[Task instructions]
In this exercise, return only the lines that run from the line with "Enumerate this screenshot's" to the end of the entries below, both included. Pictures are not copied.

Start of Block

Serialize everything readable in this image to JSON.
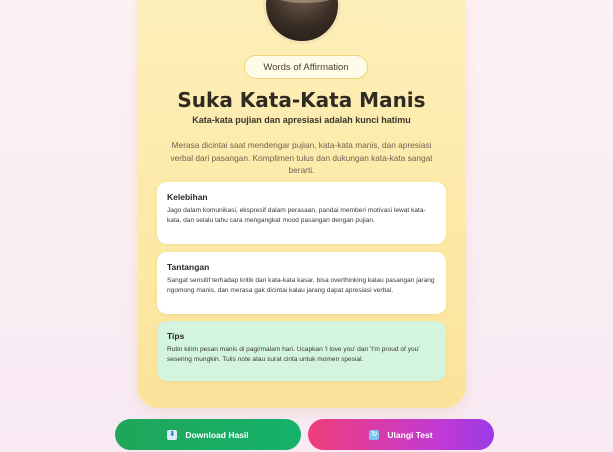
{
  "result": {
    "badge": "Words of Affirmation",
    "title": "Suka Kata-Kata Manis",
    "subtitle": "Kata-kata pujian dan apresiasi adalah kunci hatimu",
    "description": "Merasa dicintai saat mendengar pujian, kata-kata manis, dan apresiasi verbal dari pasangan. Komplimen tulus dan dukungan kata-kata sangat berarti."
  },
  "sections": [
    {
      "heading": "Kelebihan",
      "text": "Jago dalam komunikasi, ekspresif dalam perasaan, pandai memberi motivasi lewat kata-kata, dan selalu tahu cara mengangkat mood pasangan dengan pujian."
    },
    {
      "heading": "Tantangan",
      "text": "Sangat sensitif terhadap kritik dan kata-kata kasar, bisa overthinking kalau pasangan jarang ngomong manis, dan merasa gak dicintai kalau jarang dapat apresiasi verbal."
    },
    {
      "heading": "Tips",
      "text": "Rutin kirim pesan manis di pagi/malam hari. Ucapkan 'I love you' dan 'I'm proud of you' sesering mungkin. Tulis note atau surat cinta untuk momen spesial."
    }
  ],
  "actions": {
    "download_label": "Download Hasil",
    "download_icon": "download-icon",
    "retry_label": "Ulangi Test",
    "retry_icon": "refresh-icon"
  },
  "colors": {
    "card": "#fde9a6",
    "tips_box": "#d3f5df",
    "download_button": "#1fa65a",
    "retry_button_start": "#ef3d7a",
    "retry_button_end": "#9a3be6"
  }
}
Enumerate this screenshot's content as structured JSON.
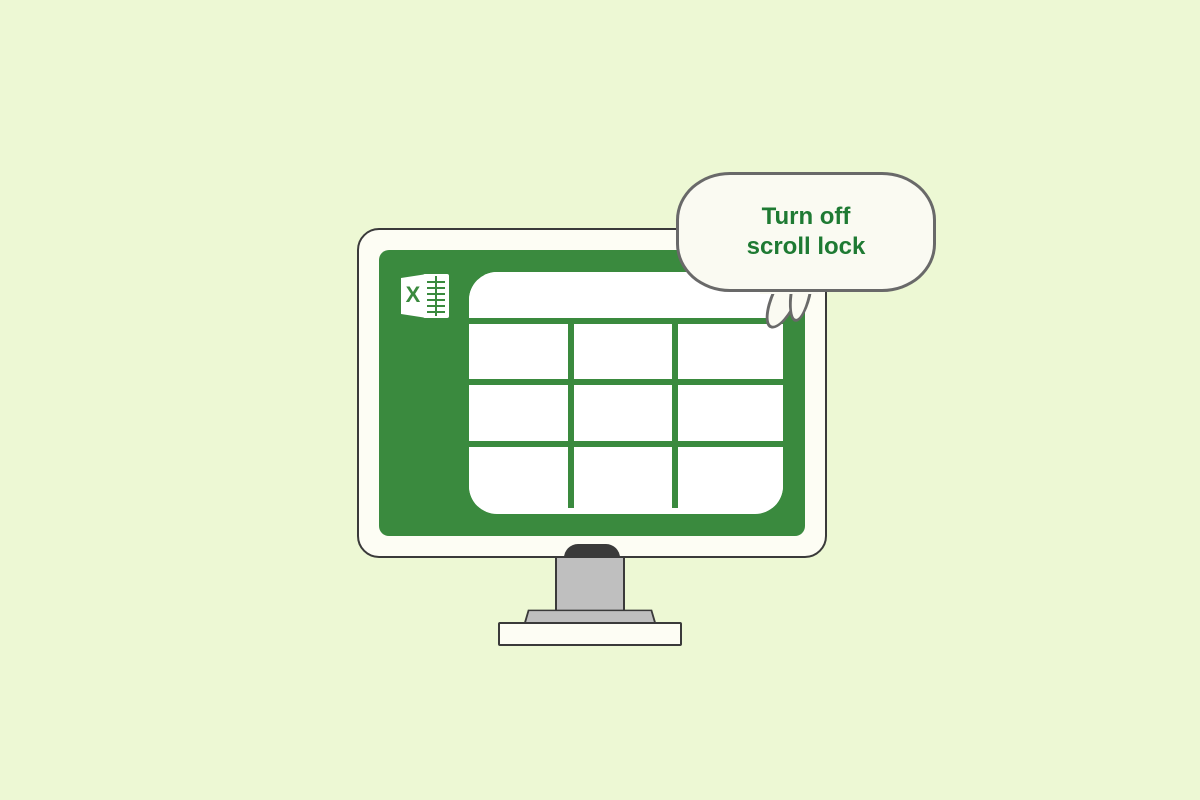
{
  "bubble": {
    "text": "Turn off\nscroll lock"
  },
  "icon": {
    "name": "excel-icon"
  },
  "colors": {
    "background": "#edf8d4",
    "screen": "#3a8a3e",
    "bubble_text": "#1e7a33",
    "bubble_border": "#696969"
  }
}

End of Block

[Response box]
Enumerate this screenshot's content as structured JSON.
{
  "bubble": {
    "text": "Turn off\nscroll lock"
  },
  "icon": {
    "name": "excel-icon"
  },
  "colors": {
    "background": "#edf8d4",
    "screen": "#3a8a3e",
    "bubble_text": "#1e7a33",
    "bubble_border": "#696969"
  }
}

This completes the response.